There are kids running around, a half-finished batting cage in the back yard and a full-fledged sign making, wood carving business in the carriage house out back. And, despite the chaos that seems never ending, Chochrek says she’s finally hitting her grove.
With her trusty laser cutter, pallets of wood and acrylic and a little creativity, Chochrek runs 1620 Designs out of the carriage house behind her Plymouth home. What started out as a small side project selling custom cutting boards and coasters online has turned into a full-time job that has her creating custom signs for local restaurants and businesses.
“It was a lot of trail and error. I gave up a couple of times, but I’m glad they didn’t stick because now I’ve found my little niche and my market and am doing well,” she said. “This was born out of a lot of late night brainstorming over whiskey.”
Chochrek, who’s 32, worked her entire adult life in the restaurant industry.

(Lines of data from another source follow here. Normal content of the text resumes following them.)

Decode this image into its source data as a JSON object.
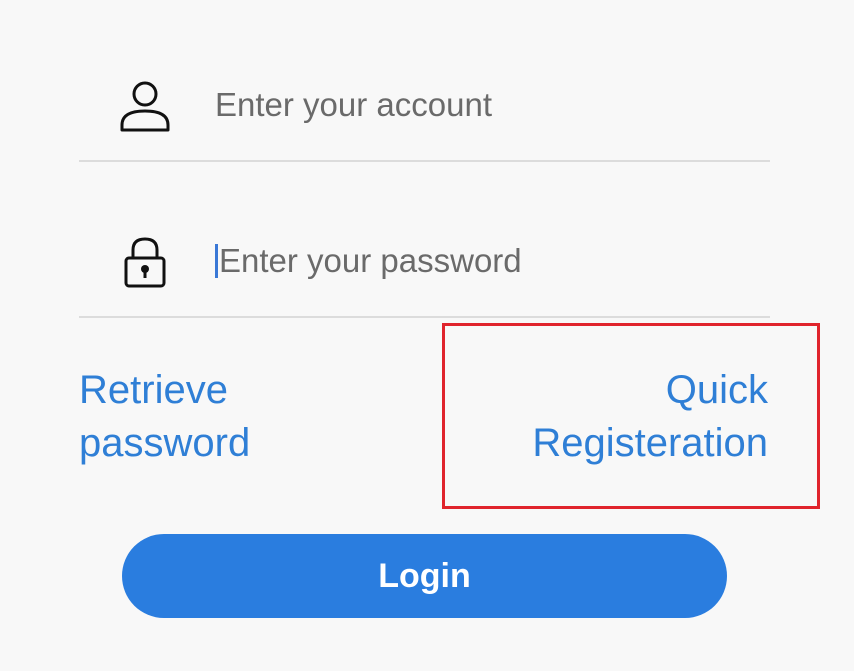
{
  "form": {
    "account": {
      "placeholder": "Enter your account",
      "value": "",
      "icon": "user-icon"
    },
    "password": {
      "placeholder": "Enter your password",
      "value": "",
      "icon": "lock-icon"
    }
  },
  "links": {
    "retrieve_line1": "Retrieve",
    "retrieve_line2": "password",
    "register_line1": "Quick",
    "register_line2": "Registeration"
  },
  "login_button": {
    "label": "Login"
  },
  "colors": {
    "accent": "#2a7ddf",
    "link": "#2f7fd6",
    "highlight": "#e0242c",
    "background": "#f8f8f8"
  }
}
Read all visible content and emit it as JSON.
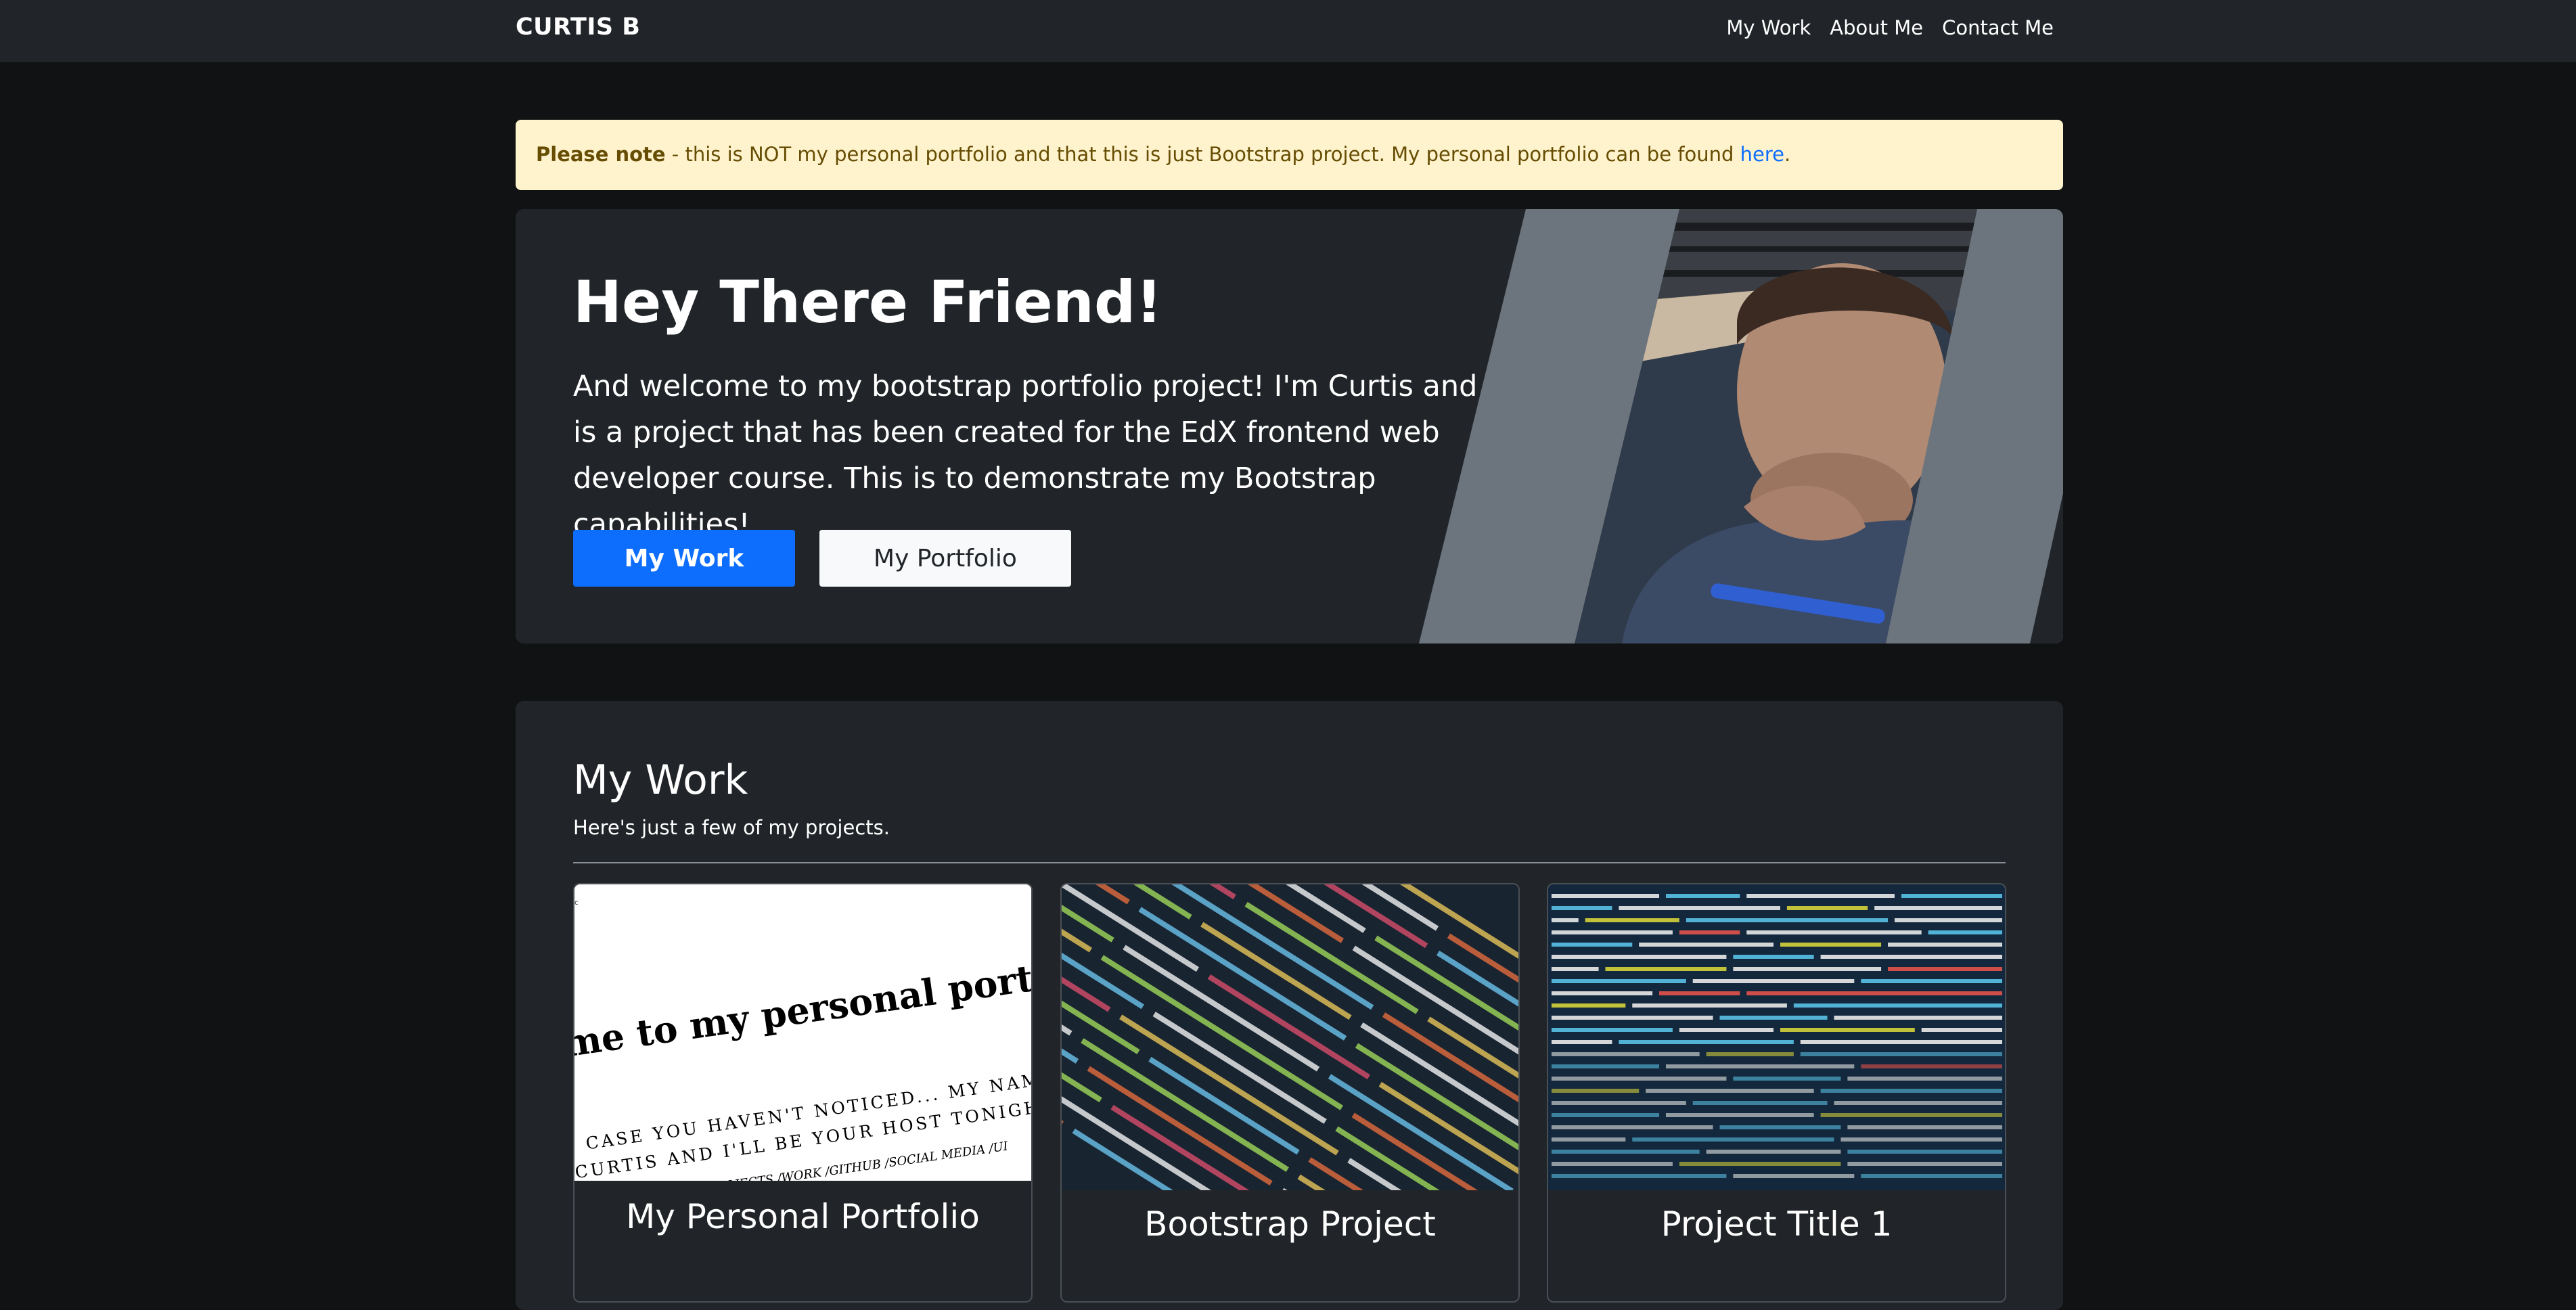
{
  "navbar": {
    "brand": "CURTIS B",
    "links": [
      "My Work",
      "About Me",
      "Contact Me"
    ]
  },
  "alert": {
    "bold": "Please note",
    "text": " - this is NOT my personal portfolio and that this is just Bootstrap project. My personal portfolio can be found ",
    "link": "here",
    "end": "."
  },
  "hero": {
    "title": "Hey There Friend!",
    "lead": "And welcome to my bootstrap portfolio project! I'm Curtis and this is a project that has been created for the EdX frontend web developer course. This is to demonstrate my Bootstrap capabilities!",
    "primary_button": "My Work",
    "secondary_button": "My Portfolio"
  },
  "work": {
    "title": "My Work",
    "subtitle": "Here's just a few of my projects.",
    "cards": [
      {
        "title": "My Personal Portfolio",
        "image_heading": "Welcome to my personal portfolio...",
        "image_line1": "IN CASE YOU HAVEN'T NOTICED... MY NAME IS",
        "image_line2": "CURTIS AND I'LL BE YOUR HOST TONIGHT!",
        "image_line3": "PROJECTS /WORK /GITHUB /SOCIAL MEDIA /UI"
      },
      {
        "title": "Bootstrap Project"
      },
      {
        "title": "Project Title 1"
      }
    ]
  },
  "colors": {
    "page_bg": "#111213",
    "panel_bg": "#212529",
    "primary": "#0d6efd",
    "alert_bg": "#fff3cd",
    "alert_text": "#664d03"
  }
}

She was a bar manager and bar tender until this summer, when 1620 Designs finally grew into something she could sustain full time. She knew she didn’t want to be in restaurants forever, but she also didn’t have any grand plans to be a wood carver or sign maker.

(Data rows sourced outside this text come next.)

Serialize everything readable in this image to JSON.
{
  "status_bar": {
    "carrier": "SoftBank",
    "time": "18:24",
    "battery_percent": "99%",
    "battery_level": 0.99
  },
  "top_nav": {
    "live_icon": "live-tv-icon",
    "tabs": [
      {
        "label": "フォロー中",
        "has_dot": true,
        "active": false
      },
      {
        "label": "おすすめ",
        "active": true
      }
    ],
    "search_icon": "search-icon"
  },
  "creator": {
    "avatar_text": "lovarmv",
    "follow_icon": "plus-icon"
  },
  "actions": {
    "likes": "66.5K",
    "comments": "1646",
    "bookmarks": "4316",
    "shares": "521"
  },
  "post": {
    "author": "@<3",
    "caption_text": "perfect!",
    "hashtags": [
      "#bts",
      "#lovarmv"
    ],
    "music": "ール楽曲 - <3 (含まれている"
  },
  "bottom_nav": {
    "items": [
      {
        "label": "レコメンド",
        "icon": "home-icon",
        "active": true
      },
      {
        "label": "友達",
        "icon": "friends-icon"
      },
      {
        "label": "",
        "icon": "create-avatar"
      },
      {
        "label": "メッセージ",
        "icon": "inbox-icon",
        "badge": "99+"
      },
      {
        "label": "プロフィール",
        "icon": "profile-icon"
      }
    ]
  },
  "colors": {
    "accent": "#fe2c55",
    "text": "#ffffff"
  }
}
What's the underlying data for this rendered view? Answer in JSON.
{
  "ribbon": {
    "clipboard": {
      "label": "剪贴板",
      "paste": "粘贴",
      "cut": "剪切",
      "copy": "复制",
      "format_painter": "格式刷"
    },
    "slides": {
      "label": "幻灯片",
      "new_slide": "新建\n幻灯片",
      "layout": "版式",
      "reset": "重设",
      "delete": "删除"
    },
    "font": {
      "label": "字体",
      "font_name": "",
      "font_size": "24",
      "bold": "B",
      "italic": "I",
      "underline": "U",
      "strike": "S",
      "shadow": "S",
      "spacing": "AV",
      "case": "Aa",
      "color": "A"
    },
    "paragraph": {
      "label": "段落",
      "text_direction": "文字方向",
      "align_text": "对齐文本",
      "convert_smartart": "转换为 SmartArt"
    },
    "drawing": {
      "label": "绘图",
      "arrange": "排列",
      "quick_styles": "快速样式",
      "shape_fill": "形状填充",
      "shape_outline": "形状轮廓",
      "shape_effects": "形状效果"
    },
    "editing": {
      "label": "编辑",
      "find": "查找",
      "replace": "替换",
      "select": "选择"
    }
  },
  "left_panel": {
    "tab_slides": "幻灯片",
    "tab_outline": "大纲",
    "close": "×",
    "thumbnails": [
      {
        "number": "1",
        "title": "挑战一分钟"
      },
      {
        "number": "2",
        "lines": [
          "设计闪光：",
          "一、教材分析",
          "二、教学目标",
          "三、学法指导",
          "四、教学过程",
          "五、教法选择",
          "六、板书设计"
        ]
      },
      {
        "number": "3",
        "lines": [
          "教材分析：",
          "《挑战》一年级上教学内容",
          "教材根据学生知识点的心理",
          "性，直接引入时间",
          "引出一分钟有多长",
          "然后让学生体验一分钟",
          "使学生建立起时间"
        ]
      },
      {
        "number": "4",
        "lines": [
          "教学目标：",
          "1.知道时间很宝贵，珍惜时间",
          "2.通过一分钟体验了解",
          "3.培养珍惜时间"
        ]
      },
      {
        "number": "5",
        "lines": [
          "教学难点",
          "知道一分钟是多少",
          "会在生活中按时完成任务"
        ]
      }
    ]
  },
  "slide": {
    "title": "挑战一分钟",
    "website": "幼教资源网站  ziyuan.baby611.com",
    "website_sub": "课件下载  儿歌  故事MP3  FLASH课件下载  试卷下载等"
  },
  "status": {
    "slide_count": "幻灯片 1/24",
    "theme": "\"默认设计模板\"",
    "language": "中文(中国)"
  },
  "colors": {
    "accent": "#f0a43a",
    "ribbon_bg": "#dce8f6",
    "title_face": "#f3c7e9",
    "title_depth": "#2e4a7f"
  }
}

It wasn’t until four years ago, when her boyfriend bought a laser engraver to spruce up Jenga blocks he was making that she first caught the bug. She starting engraving cutting boards, making custom gift items and home decor, and ultimately found herself getting more and more creative with the pieces she was designing.

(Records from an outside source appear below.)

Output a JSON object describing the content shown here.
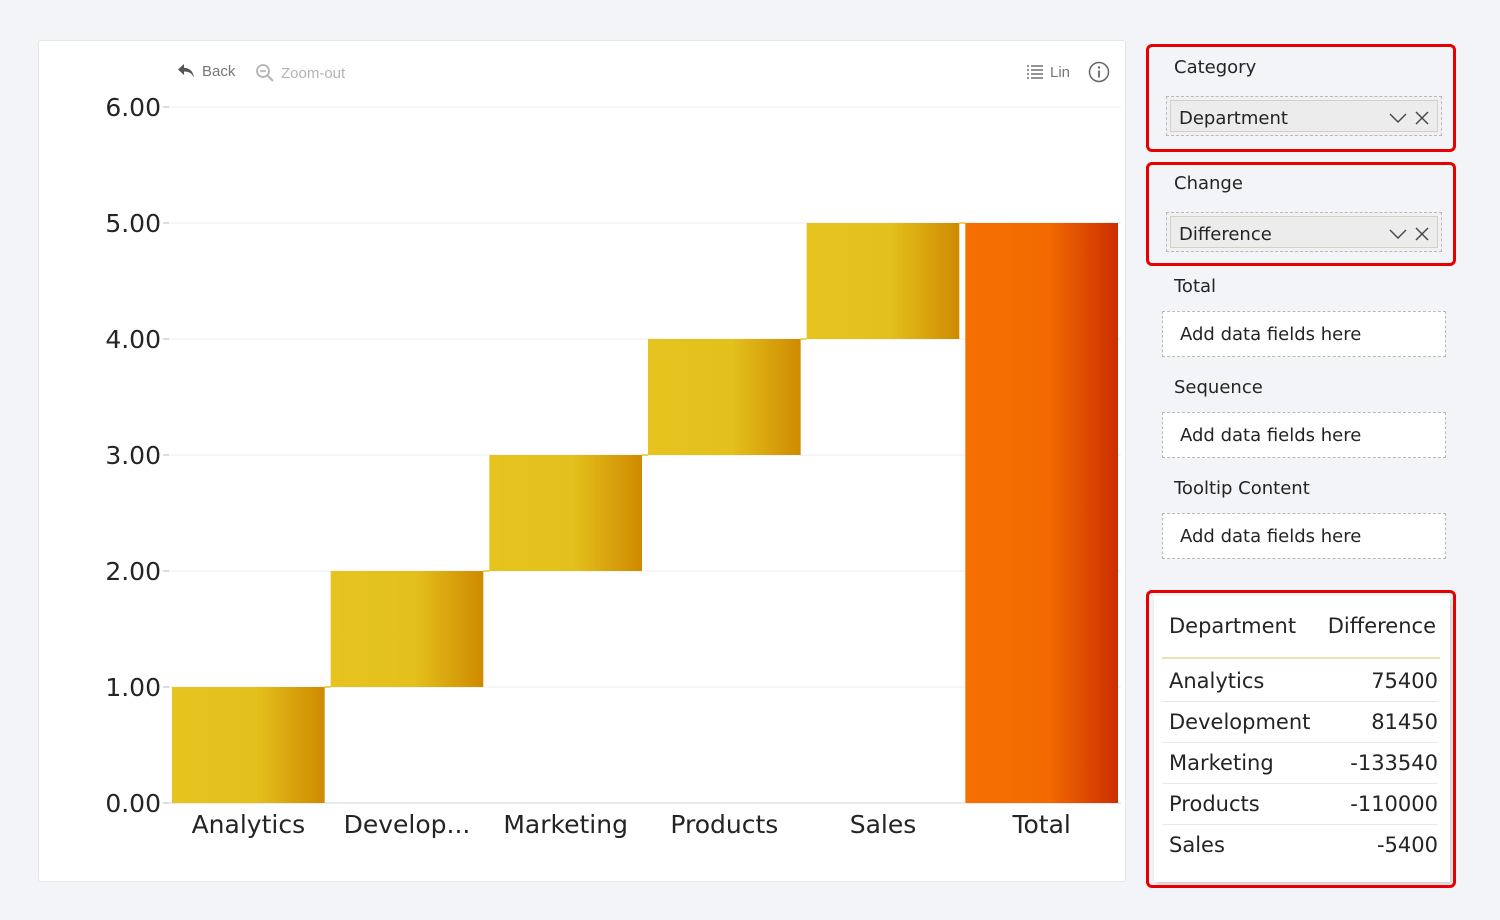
{
  "toolbar": {
    "back_label": "Back",
    "zoomout_label": "Zoom-out",
    "scale_label": "Lin"
  },
  "chart_data": {
    "type": "waterfall",
    "title": "",
    "xlabel": "",
    "ylabel": "",
    "ylim": [
      0,
      6
    ],
    "yticks": [
      "0.00",
      "1.00",
      "2.00",
      "3.00",
      "4.00",
      "5.00",
      "6.00"
    ],
    "grid": true,
    "categories": [
      "Analytics",
      "Develop...",
      "Marketing",
      "Products",
      "Sales",
      "Total"
    ],
    "steps": [
      {
        "category": "Analytics",
        "start": 0,
        "end": 1,
        "kind": "increase"
      },
      {
        "category": "Develop...",
        "start": 1,
        "end": 2,
        "kind": "increase"
      },
      {
        "category": "Marketing",
        "start": 2,
        "end": 3,
        "kind": "increase"
      },
      {
        "category": "Products",
        "start": 3,
        "end": 4,
        "kind": "increase"
      },
      {
        "category": "Sales",
        "start": 4,
        "end": 5,
        "kind": "increase"
      },
      {
        "category": "Total",
        "start": 0,
        "end": 5,
        "kind": "total"
      }
    ],
    "colors": {
      "increase": [
        "#e6c31f",
        "#e3c01c",
        "#cf8a00"
      ],
      "total": [
        "#f57000",
        "#f26a00",
        "#cc2e00"
      ],
      "connector": "#e6c31f"
    }
  },
  "fields_panel": {
    "category": {
      "label": "Category",
      "value": "Department"
    },
    "change": {
      "label": "Change",
      "value": "Difference"
    },
    "total": {
      "label": "Total",
      "placeholder": "Add data fields here"
    },
    "sequence": {
      "label": "Sequence",
      "placeholder": "Add data fields here"
    },
    "tooltip": {
      "label": "Tooltip Content",
      "placeholder": "Add data fields here"
    }
  },
  "table": {
    "headers": [
      "Department",
      "Difference"
    ],
    "header_underline_color": "#e8e3b0",
    "rows": [
      [
        "Analytics",
        "75400"
      ],
      [
        "Development",
        "81450"
      ],
      [
        "Marketing",
        "-133540"
      ],
      [
        "Products",
        "-110000"
      ],
      [
        "Sales",
        "-5400"
      ]
    ]
  },
  "highlight_color": "#e60000"
}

“I’ve always been very artistic. My mom wanted me to be an artist, but I told her artists don’t make any money,” she said. “But here we are.”
In her workshop space, Chochrek does everything herself. She designs orders on her computer, loads them into a laser cutter, stains wood, paints product and packages and ships pieces.
“It’s like an assembly line, but I’m the only one in it,” she said with a laugh. “I’ve always liked working with my hands, I’ve just always been like that.”
It’s selling directly to other businesses that has allowed Chochrek to fully dive into her own venture. In addition to generic things like “we’re open” signs and bathroom markers she sells on Amazon and Etsy, Chochrek has also started to work closely with local businesses to make signs directing customers and labeling product. It’s those custom jobs that allow her design instincts to shine.
“I’m always hoping and waiting for someone to order something fun and unique,” she said. “There are a lot of design options that are so fun for me, and I love creating a custom order and having someone love it.”
The most popular pieces are wood on wood – signs that look high-end and stand out thanks to various staining techniques. Mixes of acrylic and wood are also popular, and Chochrek is now selling 20 to 30 pieces per day — her sales are up 1,000 percent over this time last year.
“There comes a time in your business when you can say no to things, and I’m finally there,” she said. “It’s where I’ve always wanted to be and I love it.”
Photos in this post were taken by the wonderfully talented Greg Derr. They were originally published in The Patriot Ledger.